Halt on composite fire door sales lifted
THE GOVERNMENT lifted the moratorium after three months of discussion with industry representatives as to their safety.
Earlier in 2018, an independent panel stated that ‘no change’ was needed to building fire safety advice after a fire door from Grenfell Tower tests failed police tests. That panel aimed to ‘determine whether any further action was required as a result’, and in a written statement, then Housing Secretary Sajid Javid confirmed further investigations into the doors – manufactured by Manse Masterdor, which is now no longer trading – were not recommended.
Later, new Housing Secretary James Brokenshire updated parliament, confirming experts ‘advise the risk to public safety remains low’, though soon after that an investigation found that London councils continue to ‘scramble to replace’ tens of thousands of faulty fire doors. Police tests on doors used at Grenfell Tower found that they could only resist flames for 15 minutes, and not the 30 minutes expected.

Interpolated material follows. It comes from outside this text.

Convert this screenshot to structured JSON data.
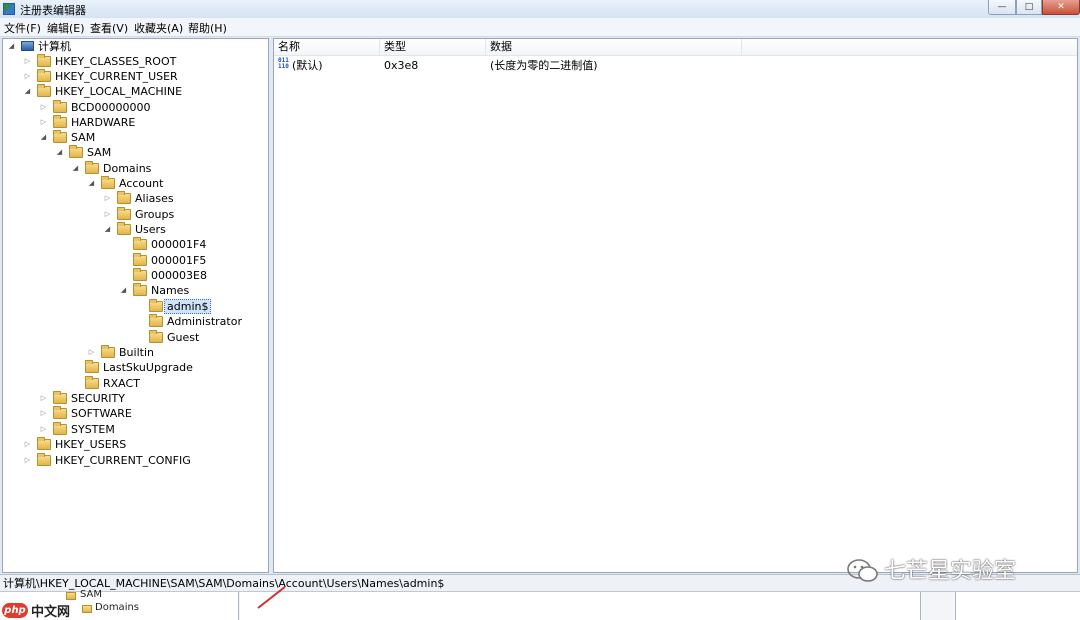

In August, five suppliers’ doors failed UK performance tests, and have been withdrawn from the market, while the National Housing Federation then warned that social landlords are ‘struggling to get hold of’ new fire doors, and are ‘uncertain’ about the risks posed by those that failed safety tests. In September (http://www.frmjournal.com/news/news_detail.fire-door-replacement-delayed-by-misleading-government-advice.html) confusion over government advice regarding fire doors delayed ‘vital work’ to replace unsafe fire doors nationwide.
Now, Inside Housing has reported that the ‘moratorium’ on the sale of composite fire doors has been lifted, after the government and the industry spent three months discussing the risks. The doors are ‘typically made’ from plastic casing and insulation, and their sale was halted ‘after a slew of products’ failed safety tests.
The sales ban was lifted based on the proviso that manufacturers ‘can demonstrate primary test evidence illustrating that products have passed the required fire tests from both sides’, alongside ‘written confirmation’ from a test house confirming the result. In turn, a director from the manufacturer must also confirm ‘in writing’ that the company will ‘supply doors using only the exact same components as tested’.
Andrew Fowlds, chair of the Association of Composite Door Manufacturers (ACDM), stated: ‘The cost to the composite door industry during this period has been very heavy, with a number of casualties in terms of jobs and revenue. However, as long as all manufacturers of such products have completed bilateral testing in strict accordance with the building regulations, and provided the necessary written confirmation to their supplier, then supply may resume.
‘The task force set up by the ACDM to tackle this issue has spent a great deal of time and energy to bring this to the earliest possible conclusion.’
Another development arising from the discussions was that the ACDM will become the governing body for the composite door industry, and will lead ‘development, implementation and policing’ of standards as well as promote use of the doors. The ACDM will also compile a database of all fire door products ‘tested by members’, and provide technical advice.
A spokesperson for the Ministry for Housing, Communities and Local Government stated: ‘It was right that swift action was taken to remove the GRP door off the market. We are pleased the industry has taken steps to ensure their products meet the required standards to be sold on the UK market.
‘Fire doors on sale in the UK must meet the safety requirements as set out in building regulation advice, and we are continuing to work with the industry and local authorities to make sure this is the case.’